What effect did the shift in economic system (from a largely agrarian society to an industrial society) have on workers and their families?

Expert Answers

An illustration of the letter 'A' in a speech bubbles

When society shifted from being largely agrarian to largely industrialized, workers and their families generally lost autonomy and some degree of solidarity.  Workers no longer had control over when and how they worked.  In addition, they no longer worked at home with their families.

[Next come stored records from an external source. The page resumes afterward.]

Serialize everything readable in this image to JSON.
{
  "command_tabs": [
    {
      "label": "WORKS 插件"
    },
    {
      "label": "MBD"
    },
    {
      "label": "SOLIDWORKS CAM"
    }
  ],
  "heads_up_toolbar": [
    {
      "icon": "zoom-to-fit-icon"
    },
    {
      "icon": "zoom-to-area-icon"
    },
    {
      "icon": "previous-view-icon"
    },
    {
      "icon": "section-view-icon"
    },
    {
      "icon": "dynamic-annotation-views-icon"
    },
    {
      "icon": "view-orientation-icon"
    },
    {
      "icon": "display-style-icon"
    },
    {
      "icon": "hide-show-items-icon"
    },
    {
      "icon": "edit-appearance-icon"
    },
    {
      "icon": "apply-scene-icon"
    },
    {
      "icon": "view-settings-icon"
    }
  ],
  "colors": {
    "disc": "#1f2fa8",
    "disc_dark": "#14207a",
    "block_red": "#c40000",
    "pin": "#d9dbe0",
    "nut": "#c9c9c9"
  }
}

In an agrarian society, farmers are generally somewhat autonomous.  Of course, their work is dictated by the seasons and the needs of their crops.  However, they have some degree of control over when they work.  If they want to work particularly hard one morning and then go fishing in the afternoon, they can often do so.  They are, within limits, their own bosses.  When society becomes industrialized and farmers become workers, they lose this autonomy.  Factory workers have to work when they are told to work.  They have to work as hard as they are told to work.  They have no choice in these matters.  There is certainly no room to take an afternoon off to go fishing.  Either they comply or they lose their jobs.  Thus, workers lost a great deal of autonomy when industrialization came.

In the agrarian society, farmers worked at home with their families.  Their entire family helped in the work and everyone was economically important.  After industrialization, this changed.  Now, work happened away from home.  Families no longer got to work together.  Women and children might not have the ability to help the family economically.  These facts would have weakened the solidarity of the family because they no longer spent as much time working together and they no longer had the feeling that they all contributed to the family’s economy.

In these ways, the change from agrarian life to industrial life was rather difficult for workers and their families.

Approved by eNotes Editorial Team
Soaring plane image

We’ll help your grades soar

Start your 48-hour free trial and unlock all the summaries, Q&A, and analyses you need to get better grades now.

  • 30,000+ book summaries
  • 20% study tools discount
  • Ad-free content
  • PDF downloads
  • 300,000+ answers
  • 5-star customer support
Start your 48-Hour Free Trial